» EXTRACTED DATA:
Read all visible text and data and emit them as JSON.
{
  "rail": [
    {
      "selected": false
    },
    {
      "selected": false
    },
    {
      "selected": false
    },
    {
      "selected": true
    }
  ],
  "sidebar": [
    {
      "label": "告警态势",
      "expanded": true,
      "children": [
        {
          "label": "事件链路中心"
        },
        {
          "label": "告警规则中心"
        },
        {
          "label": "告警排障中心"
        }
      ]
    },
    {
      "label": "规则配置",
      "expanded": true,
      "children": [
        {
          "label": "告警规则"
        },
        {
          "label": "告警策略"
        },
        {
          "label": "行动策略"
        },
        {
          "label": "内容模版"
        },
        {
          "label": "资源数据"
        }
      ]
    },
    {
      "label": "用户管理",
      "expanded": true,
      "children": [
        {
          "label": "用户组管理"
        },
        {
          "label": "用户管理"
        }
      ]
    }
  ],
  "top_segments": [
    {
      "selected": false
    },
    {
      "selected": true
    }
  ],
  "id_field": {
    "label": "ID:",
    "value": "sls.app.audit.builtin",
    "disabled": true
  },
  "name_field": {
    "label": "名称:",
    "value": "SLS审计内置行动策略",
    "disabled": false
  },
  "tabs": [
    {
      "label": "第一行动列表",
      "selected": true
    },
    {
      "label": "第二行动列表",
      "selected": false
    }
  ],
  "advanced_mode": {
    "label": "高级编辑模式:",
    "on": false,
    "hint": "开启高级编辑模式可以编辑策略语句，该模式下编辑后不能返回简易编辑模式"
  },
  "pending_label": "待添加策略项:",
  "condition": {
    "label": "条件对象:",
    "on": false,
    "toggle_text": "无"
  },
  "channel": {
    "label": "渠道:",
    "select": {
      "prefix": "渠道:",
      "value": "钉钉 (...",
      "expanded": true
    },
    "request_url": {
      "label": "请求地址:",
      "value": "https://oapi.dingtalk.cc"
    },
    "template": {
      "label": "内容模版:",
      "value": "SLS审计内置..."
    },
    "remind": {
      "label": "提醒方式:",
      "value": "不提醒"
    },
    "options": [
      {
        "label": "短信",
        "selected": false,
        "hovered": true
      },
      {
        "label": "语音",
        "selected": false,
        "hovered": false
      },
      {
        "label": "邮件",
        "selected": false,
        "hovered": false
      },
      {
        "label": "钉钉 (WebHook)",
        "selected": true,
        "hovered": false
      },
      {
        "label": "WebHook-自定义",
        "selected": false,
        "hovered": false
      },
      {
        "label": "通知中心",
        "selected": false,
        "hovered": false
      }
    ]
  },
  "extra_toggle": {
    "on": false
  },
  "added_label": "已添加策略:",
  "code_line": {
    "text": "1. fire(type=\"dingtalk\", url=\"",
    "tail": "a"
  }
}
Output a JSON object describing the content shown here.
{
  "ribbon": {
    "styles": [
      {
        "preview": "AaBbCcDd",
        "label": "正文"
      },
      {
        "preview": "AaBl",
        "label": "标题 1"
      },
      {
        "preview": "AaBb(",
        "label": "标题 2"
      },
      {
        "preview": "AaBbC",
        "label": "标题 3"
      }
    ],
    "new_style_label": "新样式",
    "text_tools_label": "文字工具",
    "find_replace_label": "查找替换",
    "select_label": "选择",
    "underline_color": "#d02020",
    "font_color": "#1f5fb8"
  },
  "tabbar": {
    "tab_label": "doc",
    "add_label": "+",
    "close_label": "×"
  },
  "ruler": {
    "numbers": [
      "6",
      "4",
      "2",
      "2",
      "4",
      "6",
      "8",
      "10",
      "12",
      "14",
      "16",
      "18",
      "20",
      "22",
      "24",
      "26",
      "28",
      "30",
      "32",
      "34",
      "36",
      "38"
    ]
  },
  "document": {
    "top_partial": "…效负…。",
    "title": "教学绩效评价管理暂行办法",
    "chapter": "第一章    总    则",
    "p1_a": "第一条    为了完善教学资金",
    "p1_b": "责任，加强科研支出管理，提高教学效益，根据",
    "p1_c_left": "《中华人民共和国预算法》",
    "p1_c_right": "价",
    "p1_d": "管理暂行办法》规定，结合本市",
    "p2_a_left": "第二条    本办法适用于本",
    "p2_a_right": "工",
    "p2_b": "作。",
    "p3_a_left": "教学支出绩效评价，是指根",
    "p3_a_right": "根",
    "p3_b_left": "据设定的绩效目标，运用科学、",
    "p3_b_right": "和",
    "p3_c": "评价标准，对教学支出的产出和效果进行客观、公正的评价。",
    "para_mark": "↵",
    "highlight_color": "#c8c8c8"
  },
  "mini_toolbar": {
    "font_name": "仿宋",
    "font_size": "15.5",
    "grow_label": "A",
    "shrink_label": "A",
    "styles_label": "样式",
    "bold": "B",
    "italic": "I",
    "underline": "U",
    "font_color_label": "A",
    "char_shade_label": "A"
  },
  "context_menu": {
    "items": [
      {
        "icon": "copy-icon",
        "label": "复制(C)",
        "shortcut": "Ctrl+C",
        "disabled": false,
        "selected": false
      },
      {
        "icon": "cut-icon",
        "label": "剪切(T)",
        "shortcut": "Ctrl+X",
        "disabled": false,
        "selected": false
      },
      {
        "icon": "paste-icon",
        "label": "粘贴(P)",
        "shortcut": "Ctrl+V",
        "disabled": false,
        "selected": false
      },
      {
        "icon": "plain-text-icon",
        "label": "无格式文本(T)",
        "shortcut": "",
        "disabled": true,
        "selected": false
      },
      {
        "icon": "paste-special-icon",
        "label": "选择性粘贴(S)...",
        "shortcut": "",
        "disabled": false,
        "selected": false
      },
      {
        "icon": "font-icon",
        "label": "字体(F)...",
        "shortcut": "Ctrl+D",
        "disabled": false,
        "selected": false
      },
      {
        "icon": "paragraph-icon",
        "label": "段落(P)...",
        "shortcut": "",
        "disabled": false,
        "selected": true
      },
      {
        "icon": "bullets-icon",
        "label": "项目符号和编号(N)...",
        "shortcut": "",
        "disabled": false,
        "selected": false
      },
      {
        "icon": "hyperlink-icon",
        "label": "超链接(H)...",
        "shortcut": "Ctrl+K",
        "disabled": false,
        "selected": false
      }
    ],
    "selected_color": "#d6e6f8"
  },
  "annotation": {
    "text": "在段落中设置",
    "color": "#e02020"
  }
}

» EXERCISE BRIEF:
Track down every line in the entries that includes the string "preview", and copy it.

» THE COMPLETED TASK:
        "preview": "AaBbCcDd",
        "preview": "AaBl",
        "preview": "AaBb(",
        "preview": "AaBbC",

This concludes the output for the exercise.